November 7, 2016 @ 8:00 pm - 10:00 pm$15
Scholastique Mukasonga, whose highly anticipated memoir Cockroaches is out in October, will be joined by the writer Hisham Matar at 92Y in New York City on November 7th at 8 PM for a conversation focused on the authors’ experiences with violence and exile and how it informs and shapes their work, specifically the memoir form. The event will take place in the Buttenweiser Hall, and tickets start from $15.
Read more about the event and purchase tickets on the 92Y website.
Read a piece Hisham Matar wrote for The New Yorker here.
Born in Rwanda in 1956, Scholastique Mukasonga experienced from childhood the violence and humiliation of the ethnic conflicts that shook her country. In 1960, her family was displaced to the polluted and under-developed Bugesera district of Rwanda. Mukasonga was later forced to leave the school of social work in Butare and flee to Burundi. She settled in France in 1992, only two years before the brutal genocide of the Tutsi swept through Rwanda. In the aftermath, Mukasonga learned that 27 of her family members had been massacred. Twelve years later, Gallimard published her autobiographical account Inyenzi ou les Cafards, which marked Mukasonga’s entry into literature. This was followed by the publication of La femme aux pieds nus in 2008 and L’Iguifou in 2010, both widely praised. Her first novel, Notre-Dame du Nil, won the Ahmadou Kourouma prize and the Renaudot prize in 2012, as well as the 2013 Océans France Ô prize, and the 2014 French Voices Award, and was shortlisted for the 2016 International Dublin Literary award. Cockroaches is slated for release in October 2016.
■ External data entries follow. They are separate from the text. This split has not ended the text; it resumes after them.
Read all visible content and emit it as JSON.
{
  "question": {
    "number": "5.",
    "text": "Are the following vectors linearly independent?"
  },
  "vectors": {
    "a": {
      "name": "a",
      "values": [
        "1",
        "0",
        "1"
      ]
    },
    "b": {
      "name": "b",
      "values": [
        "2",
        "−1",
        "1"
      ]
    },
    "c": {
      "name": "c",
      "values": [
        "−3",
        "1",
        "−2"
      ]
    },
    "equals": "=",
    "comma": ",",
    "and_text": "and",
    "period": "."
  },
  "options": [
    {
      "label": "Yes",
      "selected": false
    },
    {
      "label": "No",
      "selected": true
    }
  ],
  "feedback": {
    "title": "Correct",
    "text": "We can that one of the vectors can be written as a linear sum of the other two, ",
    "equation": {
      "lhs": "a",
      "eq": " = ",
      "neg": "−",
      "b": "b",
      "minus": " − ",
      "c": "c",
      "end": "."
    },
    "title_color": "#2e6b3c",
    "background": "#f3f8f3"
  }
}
Hisham Matar (Arabic: هشام مطر) (born 1970) is a Libyan writer. His debut novel In the Country of Men was shortlisted for the 2006 Man Booker Prize. Matar’s essays have appeared in the Asharq Alawsat, The Independent,The Guardian, The Times and The New York Times. His second novel, Anatomy of a Disappearance, was published on 3 March 2011. Hisham Matar’s new memoir is The Return — “a riveting book about love and hope, but also a moving meditation on grief and loss,” wrote Colm Tóibín. “It draws a memorable portrait of a family in exile and manages also to explore the politics of Libya with subtlety and steely intelligence. It is likely to become a classic.” He currently lives and writes in London.